Development of a laboratory method for estimation of hydrogen chloride emission potential of incinerator feed materials.
Johnson, L. D., Fuerst, R. G., Logan, T. J., Midgett, M. R., Peterson, M., Albritton, J., & Jayanty, R. (1995). Development of a laboratory method for estimation of hydrogen chloride emission potential of incinerator feed materials. Hazardous Waste and Hazardous Materials, 12(1), 61-69. DOI: 10.1089/hwm.1995.12.61
A laboratory method was developed to provide an estimate of the amount of hydrogen chloride (HCl) gas formed during waste incineration. The method involves heating the waste sample to 900 degrees C in a tube furnace, removing particles from the resulting gases by filtration, collecting HCl gas in a water-filled impinger, and measuring the collected HCl as chloride using ion chromatography. The original goal of this project was to develop and evaluate a method that would allow determining, in the laboratory, the amount of HCl formed upon full-scale incineration of a given hazardous waste feed material. Although the laboratory equipment and procedures performed as designed, the data show that results are very sensitive to materials of construction of the furnace zone, availability of hydrogen, and probably other factors that are difficult to translate accurately from laboratory to full-scale equipment. In particular, the incomplete and variable conversion of inorganic chlorine compounds during incineration makes estimating HCl formation from a real waste highly unreliable. This same variable conversion of inorganic chlorides also makes using any so-called total organochlorine analysis results extremely undependable for estimating HCl emissions.
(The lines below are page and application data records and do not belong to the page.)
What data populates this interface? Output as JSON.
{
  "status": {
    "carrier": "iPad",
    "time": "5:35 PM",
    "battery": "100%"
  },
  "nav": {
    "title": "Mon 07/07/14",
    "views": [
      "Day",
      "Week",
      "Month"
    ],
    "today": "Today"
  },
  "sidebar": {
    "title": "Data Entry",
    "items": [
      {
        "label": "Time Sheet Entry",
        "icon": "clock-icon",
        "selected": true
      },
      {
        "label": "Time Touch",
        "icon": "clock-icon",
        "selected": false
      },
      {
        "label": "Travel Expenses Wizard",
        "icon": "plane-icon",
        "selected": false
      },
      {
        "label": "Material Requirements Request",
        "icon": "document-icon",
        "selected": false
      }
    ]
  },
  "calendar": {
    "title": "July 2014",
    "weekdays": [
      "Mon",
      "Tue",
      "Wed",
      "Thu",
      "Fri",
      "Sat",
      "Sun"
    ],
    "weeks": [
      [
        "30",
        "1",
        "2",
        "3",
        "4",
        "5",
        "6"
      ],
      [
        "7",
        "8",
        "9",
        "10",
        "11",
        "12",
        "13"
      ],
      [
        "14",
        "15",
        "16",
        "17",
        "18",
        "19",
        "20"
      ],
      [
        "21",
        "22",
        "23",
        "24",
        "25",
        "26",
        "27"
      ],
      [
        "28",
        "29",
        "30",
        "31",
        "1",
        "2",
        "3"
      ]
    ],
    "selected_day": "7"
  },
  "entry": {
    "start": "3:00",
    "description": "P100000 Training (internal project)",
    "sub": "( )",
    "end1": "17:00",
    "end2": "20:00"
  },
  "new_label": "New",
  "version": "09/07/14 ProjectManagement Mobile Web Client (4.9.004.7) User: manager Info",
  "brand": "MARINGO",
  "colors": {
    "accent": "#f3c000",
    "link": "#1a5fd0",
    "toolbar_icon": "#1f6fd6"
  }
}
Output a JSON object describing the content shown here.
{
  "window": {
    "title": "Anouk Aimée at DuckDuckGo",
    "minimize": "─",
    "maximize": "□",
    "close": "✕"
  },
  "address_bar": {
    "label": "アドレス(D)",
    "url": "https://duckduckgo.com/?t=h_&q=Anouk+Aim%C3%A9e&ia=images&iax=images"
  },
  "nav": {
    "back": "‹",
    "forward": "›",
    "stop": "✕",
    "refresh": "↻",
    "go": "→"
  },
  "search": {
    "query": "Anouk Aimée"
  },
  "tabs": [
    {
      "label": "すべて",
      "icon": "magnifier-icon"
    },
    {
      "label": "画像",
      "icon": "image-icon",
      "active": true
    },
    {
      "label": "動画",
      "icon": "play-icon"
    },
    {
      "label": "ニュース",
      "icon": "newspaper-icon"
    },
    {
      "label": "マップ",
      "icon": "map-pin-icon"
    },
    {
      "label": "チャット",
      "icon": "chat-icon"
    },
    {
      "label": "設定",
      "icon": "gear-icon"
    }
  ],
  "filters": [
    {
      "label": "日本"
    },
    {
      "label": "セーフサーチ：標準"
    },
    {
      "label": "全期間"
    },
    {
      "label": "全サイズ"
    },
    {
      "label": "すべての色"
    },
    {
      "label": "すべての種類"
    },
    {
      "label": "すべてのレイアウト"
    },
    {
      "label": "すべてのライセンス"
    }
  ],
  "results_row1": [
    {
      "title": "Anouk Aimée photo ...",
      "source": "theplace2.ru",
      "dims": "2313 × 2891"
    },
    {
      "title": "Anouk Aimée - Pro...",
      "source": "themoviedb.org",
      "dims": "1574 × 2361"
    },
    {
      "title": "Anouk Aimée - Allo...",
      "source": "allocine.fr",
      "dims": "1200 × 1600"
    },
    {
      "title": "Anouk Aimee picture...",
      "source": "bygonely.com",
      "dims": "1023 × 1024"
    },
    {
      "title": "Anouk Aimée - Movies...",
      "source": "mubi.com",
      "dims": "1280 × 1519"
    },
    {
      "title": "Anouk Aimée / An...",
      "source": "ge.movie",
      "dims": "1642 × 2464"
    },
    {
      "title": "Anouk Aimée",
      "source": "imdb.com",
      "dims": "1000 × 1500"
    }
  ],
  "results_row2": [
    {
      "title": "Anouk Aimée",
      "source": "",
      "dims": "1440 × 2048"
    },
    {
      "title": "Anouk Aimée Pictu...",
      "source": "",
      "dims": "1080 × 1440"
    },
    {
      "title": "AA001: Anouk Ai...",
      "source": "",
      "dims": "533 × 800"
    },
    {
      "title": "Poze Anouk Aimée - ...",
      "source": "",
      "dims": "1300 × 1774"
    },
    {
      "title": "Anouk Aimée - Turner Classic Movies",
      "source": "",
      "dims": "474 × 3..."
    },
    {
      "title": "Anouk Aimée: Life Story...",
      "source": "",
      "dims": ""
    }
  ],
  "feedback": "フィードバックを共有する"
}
This paper describes the test method developed, the evaluation experiments performed, and the basis for the conclusion that the method is not applicable to accurate prediction of hydrogen chloride emissions from hazardous waste incinerators